We at Impala always look for tracks that require a four wheel drive car to get down, ones where the challenge adds to the awe and wildness of the landscape that we cross and that is exactly what is presented to us deep into the valley where the rock carvings of Azrou Klane lie.
The carvings themselves tell of a time when the rivers flowed all year and the desert was full of life. This picture shows a small part of the rock carvings with ostriches carved into the rocks surface. Elsewhere there are carvings showing lions, antelope and camels, as well as figures on camels with some that appear to be half human half animal.
As we arrive at the carvings and begin to walk amongst them, there is a sense of ancientness and spirituality in the mountain around the rocks that is enhanced because of our challenging journey to get into the valley of Azrou Klane.
I just had to do it!!
I was going for a walk with my brother in law and our English Springer Spaniel Poppy, honestly I was, that was most definitely my intention when I left the house with my Discovery Td5!!. We did eventually go for a walk, but not before we did something that I hope all of you did or have done who own a four wheel drive vehicle when it has snowed or is snowing.

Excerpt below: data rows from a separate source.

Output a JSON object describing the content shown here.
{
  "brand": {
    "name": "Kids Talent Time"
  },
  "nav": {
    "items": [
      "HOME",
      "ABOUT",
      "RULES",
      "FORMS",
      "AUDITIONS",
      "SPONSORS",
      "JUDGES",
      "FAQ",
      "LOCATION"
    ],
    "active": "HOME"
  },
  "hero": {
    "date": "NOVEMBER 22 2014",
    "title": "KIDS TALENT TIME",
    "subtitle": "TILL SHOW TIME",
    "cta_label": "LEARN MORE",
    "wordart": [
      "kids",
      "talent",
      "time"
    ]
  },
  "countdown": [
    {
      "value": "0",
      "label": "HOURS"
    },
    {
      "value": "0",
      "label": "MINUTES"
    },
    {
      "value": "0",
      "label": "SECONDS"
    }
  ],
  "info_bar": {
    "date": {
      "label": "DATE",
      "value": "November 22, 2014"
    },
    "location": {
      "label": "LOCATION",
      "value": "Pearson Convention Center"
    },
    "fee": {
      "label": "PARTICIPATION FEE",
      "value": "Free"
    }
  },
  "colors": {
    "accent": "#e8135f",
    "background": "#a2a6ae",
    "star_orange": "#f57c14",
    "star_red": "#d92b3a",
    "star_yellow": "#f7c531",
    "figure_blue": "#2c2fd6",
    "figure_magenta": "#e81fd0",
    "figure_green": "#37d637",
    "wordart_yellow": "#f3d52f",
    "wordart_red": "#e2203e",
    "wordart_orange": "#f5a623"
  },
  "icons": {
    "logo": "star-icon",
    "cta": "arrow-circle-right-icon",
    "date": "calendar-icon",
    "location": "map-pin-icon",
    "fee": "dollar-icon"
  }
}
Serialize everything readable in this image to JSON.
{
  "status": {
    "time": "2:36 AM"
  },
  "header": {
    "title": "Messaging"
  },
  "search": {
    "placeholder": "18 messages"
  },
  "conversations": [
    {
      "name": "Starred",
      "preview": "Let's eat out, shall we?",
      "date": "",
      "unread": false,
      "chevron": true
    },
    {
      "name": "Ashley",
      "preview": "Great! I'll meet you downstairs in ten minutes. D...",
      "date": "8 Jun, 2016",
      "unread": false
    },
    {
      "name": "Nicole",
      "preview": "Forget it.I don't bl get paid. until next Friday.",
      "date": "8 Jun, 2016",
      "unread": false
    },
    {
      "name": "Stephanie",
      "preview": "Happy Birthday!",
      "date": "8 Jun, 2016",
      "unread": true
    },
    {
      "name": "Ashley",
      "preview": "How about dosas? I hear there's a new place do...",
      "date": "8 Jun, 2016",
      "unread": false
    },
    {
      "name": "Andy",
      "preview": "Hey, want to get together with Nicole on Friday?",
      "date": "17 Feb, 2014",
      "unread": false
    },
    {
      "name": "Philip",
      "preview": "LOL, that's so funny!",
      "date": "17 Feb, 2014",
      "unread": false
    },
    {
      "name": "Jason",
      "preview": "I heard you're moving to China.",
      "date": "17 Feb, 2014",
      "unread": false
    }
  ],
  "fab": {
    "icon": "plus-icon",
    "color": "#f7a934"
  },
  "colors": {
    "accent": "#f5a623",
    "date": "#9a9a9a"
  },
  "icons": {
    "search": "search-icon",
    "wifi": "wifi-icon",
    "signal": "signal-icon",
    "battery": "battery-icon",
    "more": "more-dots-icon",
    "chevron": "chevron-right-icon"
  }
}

Poppy and I enjoy a walk that criss crosses between rolling hills and The Grand Union Canal near South Kilworth and it takes us only around seven minutes to drive there from our house before we are off to enjoy the beautiful landscape of this part of Leicestershire.
Today it took us over half an hour!!,why you ask, well it has snowed and I just had to go and drive a track that is sort of on the way to our walk. The track did not disappoint, as the snow had drifted between the gaps in the hedge leaving drifts that were a couple of feet deep in places, deep enough to enjoy without the risk of getting stuck. At the end of two miles of exhilarating fun, pushing our way through the drifts and enjoying a particularly interesting climb our Discovery had a snow filled front and our faces sported big smiles.
I hope that you all enjoyed yourselves in the snow too before the important things in the day had to be done.
An Englishman, a Moroccan, a Nigerian and an Abyssinian
There is a strip of tarmac that runs below the Sea of Sand in Libya between the towns as Ghat and Ghadames and eventually leads to the Acacaus Mountains. These towns are on the tourist routes, (if that is what you can call a route that is only visited by very well equipped four wheel drive cars) and because of this the signs telling you where to go next are in Arabic and English.
On one particular adventure Louise and I had to take a car out of the desert, a car that had broken its differential after the challenging crossing of the sand sea so we had to travel further to the east than “the tourist” would normally go. The road took us into a town, an extremely large town where ALL of the writing and speaking was in Arabic. At this time my Arabic was sketchy to say the least and after an hour of trying to drive east we were finding a lot of dead ends or roads that became narrower and narrow and we had to back out-nobody seemed to mind our preambles at all.
I will just have to ask someone I thought, so as a cafe hove into view we stopped and I popped in. To my delight I discovered that all three of the men inside spoke English, so we got talking and astonishingly discovered that they hailed from a all the corners of North Africa. There was a Moroccan, a Nigerian and an Abyssinian and I wondered why they were here in Libya and soon found out that it was not safe for them in their own countries but Gadafi welcomed them here!!
Eventually after a few cups of tea and much talk of life the universe and everything the Abyssinian hailed a taxi and guided us to the outskirts of the town where we headed north towards Tripoli to rejoin the rest of the group who had crossed the sand.